Confession is Good for the Soul
This is the continuation of my last blog where I shared my painful lessons learned about the difference between a “technology solution” and a “business solution”. If I’d known this ahead of time, I could have literally saved my company millions of dollars.
- Lesson 6: Ask for references who have successfully used the same tool for several years.
When asking for references, you need to ask for customers that have used the solution for a longer period. Often when you ask for references, the vendor will provide you with customers that are implementing or just have implemented and they are, by default, excited. But ask for some mature customer references and ask about the whole journey from purchasing to implementing to running and upgrading the solution. Get the full picture.

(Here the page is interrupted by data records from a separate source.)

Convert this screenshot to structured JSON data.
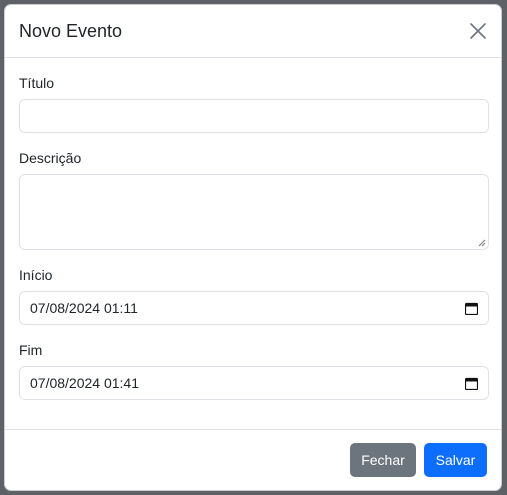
{
  "modal": {
    "title": "Novo Evento"
  },
  "form": {
    "titulo": {
      "label": "Título",
      "value": ""
    },
    "descricao": {
      "label": "Descrição",
      "value": ""
    },
    "inicio": {
      "label": "Início",
      "value": "07/08/2024 01:11"
    },
    "fim": {
      "label": "Fim",
      "value": "07/08/2024 01:41"
    }
  },
  "footer": {
    "close_label": "Fechar",
    "save_label": "Salvar"
  },
  "icons": {
    "close": "close-icon",
    "calendar": "calendar-icon",
    "resize": "resize-grip-icon"
  },
  "colors": {
    "primary": "#0d6efd",
    "secondary": "#6c757d",
    "border": "#dee2e6"
  }
}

- Lesson 7: Check out the total cost of ownership.
Many vendors sell the software to you at a low price knowing that they will make bucket-loads of money on implementation services. Before making your solution investment, try to get a good overview of the total cost of ownership. The total cost of ownership consists of Software price + hardware cost (if applicable) + customization + implementation + upgrades + ongoing updates, as well as adaptation to future changes in your business model. What appears, at first glance, to be the cheapest vendor might not give you the lowest total cost of ownership over time.
- Lesson 8: How much customization is really needed – ask for proof via references.

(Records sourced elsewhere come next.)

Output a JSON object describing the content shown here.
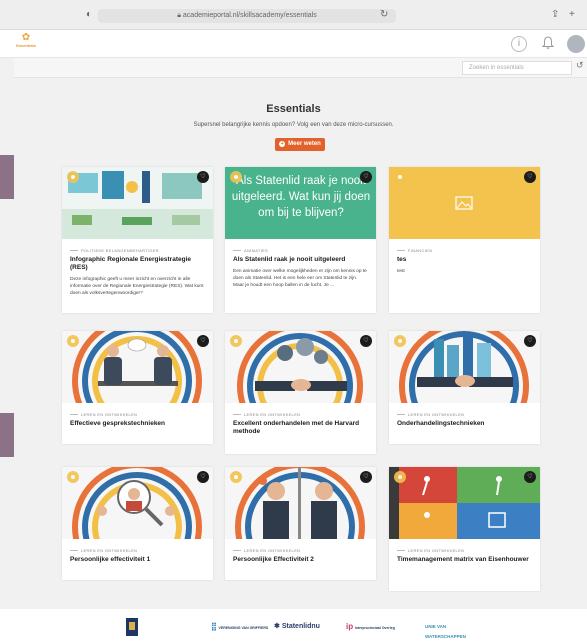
{
  "browser": {
    "url": "academieportal.nl/skillsacademy/essentials"
  },
  "header": {
    "logo_text": "Essentials"
  },
  "toolbar": {
    "search_placeholder": "Zoeken in essentials"
  },
  "page": {
    "title": "Essentials",
    "lead": "Supersnel belangrijke kennis opdoen? Volg een van deze micro-cursussen.",
    "more_button": "Meer weten"
  },
  "cards": [
    {
      "category": "POLITIEKE BELANGENBEHARTIGER",
      "title": "Infographic Regionale Energiestrategie (RES)",
      "description": "Deze infographic geeft u meer inzicht en overzicht in alle informatie over de Regionale Energiestrategie (RES). Wat kunt doen als volksvertegenwoordiger?"
    },
    {
      "category": "ANIMATIES",
      "title": "Als Statenlid raak je nooit uitgeleerd",
      "description": "Een animatie over welke mogelijkheden er zijn om kennis op te doen als Statenlid. Het is een hele eer om Statenlid te zijn. Maar je houdt een hoop ballen in de lucht. Je ...",
      "thumb_text": "Als Statenlid raak je nooit uitgeleerd. Wat kun jij doen om bij te blijven?"
    },
    {
      "category": "FINANCIEN",
      "title": "tes",
      "description": "test"
    },
    {
      "category": "LEREN EN ONTWIKKELEN",
      "title": "Effectieve gesprekstechnieken",
      "description": ""
    },
    {
      "category": "LEREN EN ONTWIKKELEN",
      "title": "Excellent onderhandelen met de Harvard methode",
      "description": ""
    },
    {
      "category": "LEREN EN ONTWIKKELEN",
      "title": "Onderhandelingstechnieken",
      "description": ""
    },
    {
      "category": "LEREN EN ONTWIKKELEN",
      "title": "Persoonlijke effectiviteit 1",
      "description": ""
    },
    {
      "category": "LEREN EN ONTWIKKELEN",
      "title": "Persoonlijke Effectiviteit 2",
      "description": ""
    },
    {
      "category": "LEREN EN ONTWIKKELEN",
      "title": "Timemanagement matrix van Eisenhouwer",
      "description": ""
    }
  ],
  "footer": {
    "logos": [
      "VERENIGING VAN GRIFFIERS",
      "Statenlidnu",
      "Interprovinciaal Overleg",
      "UNIE VAN WATERSCHAPPEN"
    ]
  },
  "colors": {
    "accent": "#e2622b",
    "teal": "#49b38d",
    "yellow": "#f3c34e"
  }
}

Ask for the most advanced customer reference the vendor has. This will give you a feel for what might be waiting for you in terms of customization costs. Most software solutions come with a big expense for customization.

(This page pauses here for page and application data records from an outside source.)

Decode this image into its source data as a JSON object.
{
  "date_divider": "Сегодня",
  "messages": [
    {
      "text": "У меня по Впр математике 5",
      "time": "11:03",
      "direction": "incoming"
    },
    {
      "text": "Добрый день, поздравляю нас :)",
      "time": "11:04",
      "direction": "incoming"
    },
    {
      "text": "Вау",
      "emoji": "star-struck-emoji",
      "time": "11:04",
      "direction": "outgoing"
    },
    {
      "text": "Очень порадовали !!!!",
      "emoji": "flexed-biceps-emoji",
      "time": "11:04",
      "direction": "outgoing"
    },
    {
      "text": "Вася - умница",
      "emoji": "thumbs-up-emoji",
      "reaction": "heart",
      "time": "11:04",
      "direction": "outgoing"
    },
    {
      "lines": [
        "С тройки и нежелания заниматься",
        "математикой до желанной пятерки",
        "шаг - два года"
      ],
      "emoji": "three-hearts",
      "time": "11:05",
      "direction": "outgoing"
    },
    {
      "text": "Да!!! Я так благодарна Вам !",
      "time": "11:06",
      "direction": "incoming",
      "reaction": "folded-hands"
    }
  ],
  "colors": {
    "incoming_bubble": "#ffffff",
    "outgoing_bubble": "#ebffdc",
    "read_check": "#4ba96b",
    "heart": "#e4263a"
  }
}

- Lesson 9: Who owns the solution and who updates/ changes the solution?
It is important that business is in control and can build, change and implement the solution without the help of expensive consultants every time you need to make a change. Challenge the vendors to show you under the hood of how things are built and configured. You will easily see the complexity involved in some tools.
- Lesson 10: Can the vendor do a quick Proof-of-Concept?
This often gives you an indication of how easy or difficult it is to establish a business solution. Very often you can see a big difference here in the attitude from vendors and they will try to limit the POC to deliver what they are best at (or to use a demo they have already built) instead of being willing to develop a custom POC quickly. So, ask for a POC that touches both the qualitative aspects as well as the quantitative aspects of a solution.The end of the story: I used these hard-earned lessons when I founded Corporater 18 years ago. As a result, Corporater has a 95% customer retention rate and we have not had to perform ANY customization at our clients over the past 18 years. Why? Because we have an agile, functionality-rich Business Management Platform that supports configuring your business solutions, out of the box. See more about how to build a business solution here.